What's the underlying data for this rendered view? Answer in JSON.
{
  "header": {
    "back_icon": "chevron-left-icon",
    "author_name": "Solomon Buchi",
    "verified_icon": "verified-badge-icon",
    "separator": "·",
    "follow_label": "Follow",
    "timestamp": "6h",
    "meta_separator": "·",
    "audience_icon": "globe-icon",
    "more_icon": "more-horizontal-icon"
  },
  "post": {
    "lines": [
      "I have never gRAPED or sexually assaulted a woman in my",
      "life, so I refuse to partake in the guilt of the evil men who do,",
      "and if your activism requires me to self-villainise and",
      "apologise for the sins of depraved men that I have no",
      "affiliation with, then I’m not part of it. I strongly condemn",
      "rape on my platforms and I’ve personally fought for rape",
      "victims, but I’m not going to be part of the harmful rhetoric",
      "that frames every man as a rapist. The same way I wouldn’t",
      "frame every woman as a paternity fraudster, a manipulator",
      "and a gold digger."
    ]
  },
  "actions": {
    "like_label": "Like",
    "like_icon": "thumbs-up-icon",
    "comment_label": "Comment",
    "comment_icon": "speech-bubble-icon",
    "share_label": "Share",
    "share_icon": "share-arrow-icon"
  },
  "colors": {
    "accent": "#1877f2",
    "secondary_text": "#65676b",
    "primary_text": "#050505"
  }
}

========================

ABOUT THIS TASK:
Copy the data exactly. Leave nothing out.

FINISHED EXERCISE:
What's the underlying data for this rendered view? Answer in JSON.
{
  "header": {
    "back_icon": "chevron-left-icon",
    "author_name": "Solomon Buchi",
    "verified_icon": "verified-badge-icon",
    "separator": "·",
    "follow_label": "Follow",
    "timestamp": "6h",
    "meta_separator": "·",
    "audience_icon": "globe-icon",
    "more_icon": "more-horizontal-icon"
  },
  "post": {
    "lines": [
      "I have never gRAPED or sexually assaulted a woman in my",
      "life, so I refuse to partake in the guilt of the evil men who do,",
      "and if your activism requires me to self-villainise and",
      "apologise for the sins of depraved men that I have no",
      "affiliation with, then I’m not part of it. I strongly condemn",
      "rape on my platforms and I’ve personally fought for rape",
      "victims, but I’m not going to be part of the harmful rhetoric",
      "that frames every man as a rapist. The same way I wouldn’t",
      "frame every woman as a paternity fraudster, a manipulator",
      "and a gold digger."
    ]
  },
  "actions": {
    "like_label": "Like",
    "like_icon": "thumbs-up-icon",
    "comment_label": "Comment",
    "comment_icon": "speech-bubble-icon",
    "share_label": "Share",
    "share_icon": "share-arrow-icon"
  },
  "colors": {
    "accent": "#1877f2",
    "secondary_text": "#65676b",
    "primary_text": "#050505"
  }
}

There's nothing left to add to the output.